The what and why of our infrastructure

We’ve gone through a couple of iterations of our data platform and have currently settled on the the tools and structure in the diagram below:

Tools we use

We prefer to use open source tools where possible (marked with a *).

  • Our analytical database is an AWS Redshift cluster, with S3 as our underlying data lake
  • Amazon’s Database Migration Service replicates our production app databases to individual schemas in Redshift
  • Apache Airflow* orchestrates our ETLs. We use Airflow to support a variety of tasks, such as:
    • Ingesting data from 3rd party vendor APIs
    • SQL statements that create higher level views (more on this later)
    • Testing and QA tasks to alert us of faulty logic and downstream changes from our production apps so that we don’t propagate bad data to our end users
  • Snowplow* for event tracking in our apps, which supports easy integration into Redshift out of the box
  • Looker as a BI front-end that teams throughout the company can use to explore data and build core dashboards
  • Aleph* as a shared repository for ad-hoc SQL queries and results

Structure of our data warehouse

At the lowest level, we have our raw replicated data sources - production app tables, events and third party integrations. While our apps automatically encrypt the most sensitive pieces of information like bank account numbers, EINs and SSNs, access to these schemas is strictly controlled because they contain personally identifiable information (PII).

In the middle, we have our BI tables - user-friendly versions of the data in our apps and third-party data sources, denormalized for easier analysis. We also separate PII (personally identifiable information) into a different schema and control access to it.

At the highest level, we have team-specific views - these are joins and rollups of multiple BI tables that specific teams use to drive core dashboards and look at on a daily basis.

As a fast-growing SaaS business we don’t have major data scaling issues (yet!), but this actually provides us with some unique advantages. For example, we’ve found that when an analyst needs a new ETL (extract-tranfsorm-load) task for a project they’re working on, it’s more efficient for the whole team if they can write it themselves rather than having to hand it off to an engineer. Since the raw tables are available in Redshift to our ETL application, when an analyst wants to make a new BI table to expose new data sources to end users, they can simply find the relevant tables and columns in the raw tables, write queries to build the tables they need as part of an Airflow task, and expose them in Looker for use in dashboards and further analysis. Direct access to raw data is strictly controlled.

Where we’re going

The newest data investment for us is in data science. Gusto processes billions of dollars in payroll each year and adds many new customers every day. This means we need to have amazing teams and great software to keep everything humming, and we’re lucky to have both. We think we can make things run even smoother and provide more value to our customers by incorporating predictive models and statistical tools into our teams’ workflows and into our own product. Here are a few of the specific areas we’re focusing on:

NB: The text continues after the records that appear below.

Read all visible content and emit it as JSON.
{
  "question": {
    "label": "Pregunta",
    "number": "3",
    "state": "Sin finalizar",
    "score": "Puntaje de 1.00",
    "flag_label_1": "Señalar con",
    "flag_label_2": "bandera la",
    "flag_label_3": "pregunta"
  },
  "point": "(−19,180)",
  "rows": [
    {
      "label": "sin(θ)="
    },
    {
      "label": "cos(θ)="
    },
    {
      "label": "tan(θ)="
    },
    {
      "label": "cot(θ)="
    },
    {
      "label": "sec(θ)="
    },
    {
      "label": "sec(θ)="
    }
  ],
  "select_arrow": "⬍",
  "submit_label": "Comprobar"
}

  • Stopping fraudsters in their tracks in partnership with our Risk team
  • Helping Gusto grow efficiently by focusing our efforts on businesses who are likely to get the most benefits out of our product today
  • Leveraging insights from our payroll and benefits data (like in our recent Minimum Wage Report), so we can help our customers get more meaning out of the information we have.

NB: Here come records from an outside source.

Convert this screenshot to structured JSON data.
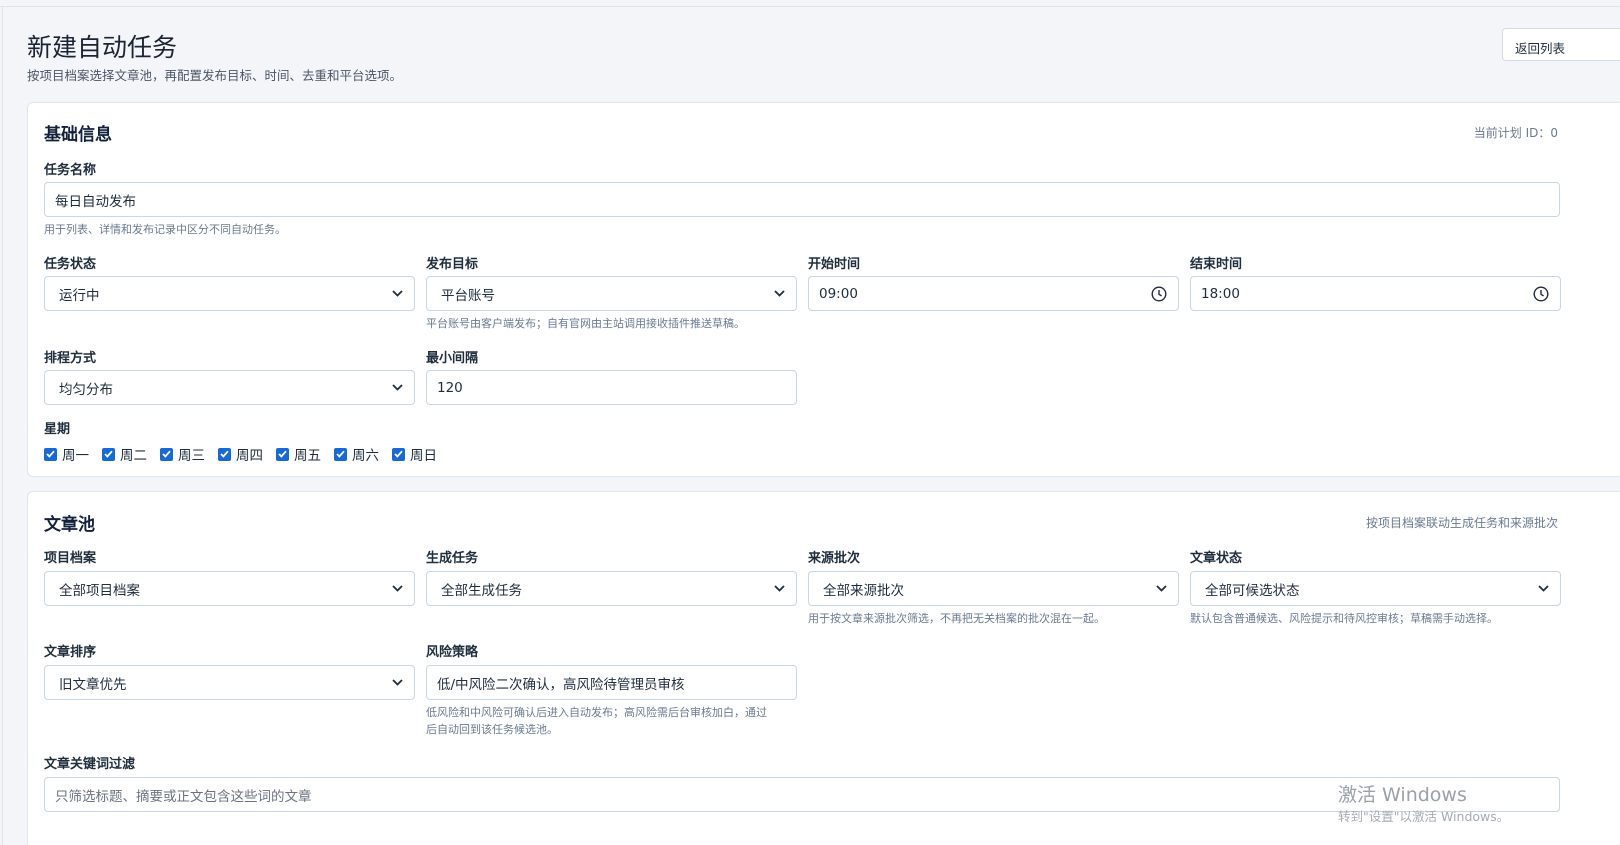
{
  "page": {
    "title": "新建自动任务",
    "subtitle": "按项目档案选择文章池，再配置发布目标、时间、去重和平台选项。",
    "back_label": "返回列表"
  },
  "basic": {
    "title": "基础信息",
    "plan_id_note": "当前计划 ID：0",
    "task_name": {
      "label": "任务名称",
      "value": "每日自动发布",
      "help": "用于列表、详情和发布记录中区分不同自动任务。"
    },
    "status": {
      "label": "任务状态",
      "value": "运行中"
    },
    "target": {
      "label": "发布目标",
      "value": "平台账号",
      "help": "平台账号由客户端发布；自有官网由主站调用接收插件推送草稿。"
    },
    "start_time": {
      "label": "开始时间",
      "value": "09:00"
    },
    "end_time": {
      "label": "结束时间",
      "value": "18:00"
    },
    "schedule": {
      "label": "排程方式",
      "value": "均匀分布"
    },
    "interval": {
      "label": "最小间隔",
      "value": "120"
    },
    "weekdays": {
      "label": "星期",
      "items": [
        {
          "label": "周一",
          "checked": true
        },
        {
          "label": "周二",
          "checked": true
        },
        {
          "label": "周三",
          "checked": true
        },
        {
          "label": "周四",
          "checked": true
        },
        {
          "label": "周五",
          "checked": true
        },
        {
          "label": "周六",
          "checked": true
        },
        {
          "label": "周日",
          "checked": true
        }
      ]
    }
  },
  "pool": {
    "title": "文章池",
    "note": "按项目档案联动生成任务和来源批次",
    "project": {
      "label": "项目档案",
      "value": "全部项目档案"
    },
    "gen_task": {
      "label": "生成任务",
      "value": "全部生成任务"
    },
    "source_batch": {
      "label": "来源批次",
      "value": "全部来源批次",
      "help": "用于按文章来源批次筛选，不再把无关档案的批次混在一起。"
    },
    "article_status": {
      "label": "文章状态",
      "value": "全部可候选状态",
      "help": "默认包含普通候选、风险提示和待风控审核；草稿需手动选择。"
    },
    "sort": {
      "label": "文章排序",
      "value": "旧文章优先"
    },
    "risk": {
      "label": "风险策略",
      "value": "低/中风险二次确认，高风险待管理员审核",
      "help1": "低风险和中风险可确认后进入自动发布；高风险需后台审核加白，通过",
      "help2": "后自动回到该任务候选池。"
    },
    "keyword": {
      "label": "文章关键词过滤",
      "placeholder": "只筛选标题、摘要或正文包含这些词的文章"
    }
  },
  "watermark": {
    "line1": "激活 Windows",
    "line2": "转到\"设置\"以激活 Windows。"
  },
  "colors": {
    "accent": "#1769d6",
    "border": "#c9d6e3",
    "background": "#f3f5f8"
  }
}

As both our team and data grow over the coming months and years, we want to continue to make it easier for our analysts and scientists to get the data they need, and for engineers to turn these insights into amazing products and services for our team and our customers. We’re mindful that in order to do this our tools and pipelines will need to change as we grow, as will the way we organize ourselves.

We’re looking for data scientists and engineers to join us, so if these problems sound interesting to you, take a look at our job openings!